Here at Deck Ape, we’ve got a thing for pirates. There are a few reasons for our thematic decision; for one, we’re based near the Treasure Coast of Florida. Our staff and coverage currently center around two cities: Tampa, which holds the annual Gasparilla festival in celebration of the legendary Spanish pirate captain Jose Gaspar; and Orlando, home of the pirate ride that was turned into a film franchise.
We believe that you can’t know enough about pirates, so you should definitely seal yourself in a dark room and think about them for several hours. Here are some fun facts to get you started!
5. The Pirates Most People Know and Love Weren’t Around That Long
Piracy has been around for as long as criminal types have had access to seaworthy vessels. (And they’re still around, of course. The “Fatbeard” episode of South Park addresses the disparity between modern pirates and classical examples quite aptly.) That being said, most modern depictions of pirates, including everything you’ve seen regarding Jack Sparrow, were extrapolated from a time period called “the Golden Age of Piracy.”
This period spanned less than 100 years, lasting roughly from the 1650s to the 1730s. To narrow things down even further, most of what we circulate as pirate lore is pulled straight from the third “outburst” of piracy that hit the Caribbean and Eastern US Coast from 1716-1726.
This means that when Pirates of the Caribbean: Dead Men Tell No Tales hits theaters next year, the run of the film franchise will actually be longer than the period in history that it’s depicting.
4. We’ve Had Blackbeard’s Name Wrong for Centuries
According to historian and author Colin Woodard, the infamous Blackbeard’s name was not Edward Teach. That misconception is a result of a broadsheet typo regarding the mythical man’s actual name: Edward Thatch.
It’s worth noting that Woodard is the author of “Republic of Pirates,” the book upon which the show Crossbones was based. In the show, Blackbeard is referred to as “Teach,” so I guess the producers told Woodard and his research to piss up a rope.
3. Recruiting Pirates Was Pretty Easy
When pirates from that era took over a ship, there wasn’t much need to slaughter the crew. Once the defeated sailors realized how much freakin’ money they could make through a life of piracy, the question of “join us or die” was sort of a no-brainer. This type of boarding and converting action was like naval vampirism; ships that were overtaken would often sail off to commit their own acts of piracy with a new, mixed crew. In the case of Blackbeard’s exploits, these ships would typically join his impressive fleet of pirate vessels.
Just how much did a pirate actually “earn?” Big shots like Blackbeard were worth millions of dollars by today’s standards – far more than any legitimate naval officer could ever hope to earn. In fact, even the lowliest of pirates could pocket more money in a month than British Captain would be paid in a year.

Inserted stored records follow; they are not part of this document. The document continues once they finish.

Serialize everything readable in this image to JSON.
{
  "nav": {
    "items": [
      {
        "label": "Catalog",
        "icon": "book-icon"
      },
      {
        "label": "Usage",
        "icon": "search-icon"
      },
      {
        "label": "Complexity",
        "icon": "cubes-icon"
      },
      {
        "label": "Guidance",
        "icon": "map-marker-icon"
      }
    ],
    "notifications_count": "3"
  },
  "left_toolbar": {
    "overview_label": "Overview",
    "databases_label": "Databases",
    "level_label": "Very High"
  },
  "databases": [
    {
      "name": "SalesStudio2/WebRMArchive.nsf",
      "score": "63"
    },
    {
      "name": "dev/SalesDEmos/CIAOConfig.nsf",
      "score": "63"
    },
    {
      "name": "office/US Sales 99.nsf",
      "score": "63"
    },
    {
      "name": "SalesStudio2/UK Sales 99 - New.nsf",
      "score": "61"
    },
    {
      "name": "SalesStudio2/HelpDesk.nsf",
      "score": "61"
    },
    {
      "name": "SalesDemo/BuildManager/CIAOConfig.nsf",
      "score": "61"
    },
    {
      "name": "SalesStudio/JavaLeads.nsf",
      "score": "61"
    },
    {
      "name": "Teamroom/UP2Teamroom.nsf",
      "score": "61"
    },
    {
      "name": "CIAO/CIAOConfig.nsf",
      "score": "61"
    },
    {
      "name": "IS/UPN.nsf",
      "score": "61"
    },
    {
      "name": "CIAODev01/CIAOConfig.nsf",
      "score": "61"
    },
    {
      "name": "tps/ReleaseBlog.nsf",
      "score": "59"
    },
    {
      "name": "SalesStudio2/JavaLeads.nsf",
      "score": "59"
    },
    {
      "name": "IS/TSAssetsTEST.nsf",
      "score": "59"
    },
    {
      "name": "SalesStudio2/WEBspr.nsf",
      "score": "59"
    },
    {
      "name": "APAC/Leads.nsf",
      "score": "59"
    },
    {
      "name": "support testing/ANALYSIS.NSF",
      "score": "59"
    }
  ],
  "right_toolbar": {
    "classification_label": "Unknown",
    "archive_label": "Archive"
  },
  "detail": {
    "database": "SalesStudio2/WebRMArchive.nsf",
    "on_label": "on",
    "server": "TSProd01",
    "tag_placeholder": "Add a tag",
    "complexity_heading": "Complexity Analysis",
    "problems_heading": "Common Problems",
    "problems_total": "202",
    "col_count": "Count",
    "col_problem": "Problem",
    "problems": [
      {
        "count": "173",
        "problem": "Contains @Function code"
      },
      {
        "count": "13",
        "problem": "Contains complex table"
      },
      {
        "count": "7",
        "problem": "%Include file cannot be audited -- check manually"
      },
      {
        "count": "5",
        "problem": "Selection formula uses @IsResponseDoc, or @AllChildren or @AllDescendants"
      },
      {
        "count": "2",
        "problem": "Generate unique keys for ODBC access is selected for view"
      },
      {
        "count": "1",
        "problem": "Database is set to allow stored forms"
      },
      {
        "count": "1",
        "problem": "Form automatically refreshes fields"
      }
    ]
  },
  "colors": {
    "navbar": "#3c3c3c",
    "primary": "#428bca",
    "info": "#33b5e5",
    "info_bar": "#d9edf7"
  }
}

2. There’s No Evidence that Pirates Ever Made People Walk the Plank
There are written records of unruly, uncooperative types being thrown overboard, but the whole plank-walking thing was probably too theatrical and involved for practical use.
1. “Buccaneers” Earned Their Name from Their Grilling Technique, Not Their Piracy
You’ve probably heard the term “buccaneer,” especially if you’re an NFL fan or a Tampa local. The word has become a general term for a pirate, but do you know where it originated? Specifically, buccaneers weren’t just any pirates — they were Caribbean-based raiders who attacked Spanish shipping lanes and coastal cities during the 17th century. The term itself is derived the Arawak word buccan, a type of wooden frame used for smoking meat. (In those parts, they were often cookin’ up manatee.)
Since we’re talking about pirates, I will take this opportunity to gripe about my annoyance with the Tampa Bay Bucs’ “Siege the Day” campaign. It just kind of irks me because siege warfare has absolutely nothing to do with piracy, so it’s a pretty big thematic disconnect. The two ideas are separated by around two or three centuries. What makes it even more inept is that their marketing people would have been better off leaving the phrase as “seize the day.” Pirates seized things all the time. Never in all of written history did a pirate “siege” anything. Actually, no one ever “seiged” anything, because the verb is “besiege.”
I know I’m nitpicking, but as someone who also writes both fiction and marketing copy for a living, I get put off by this kind of creative laziness.
But I digress . . . let’s get back on track.
All opinions are that of the author and do not necessarily reflect those of Deck Ape...or anyone else. Arrr!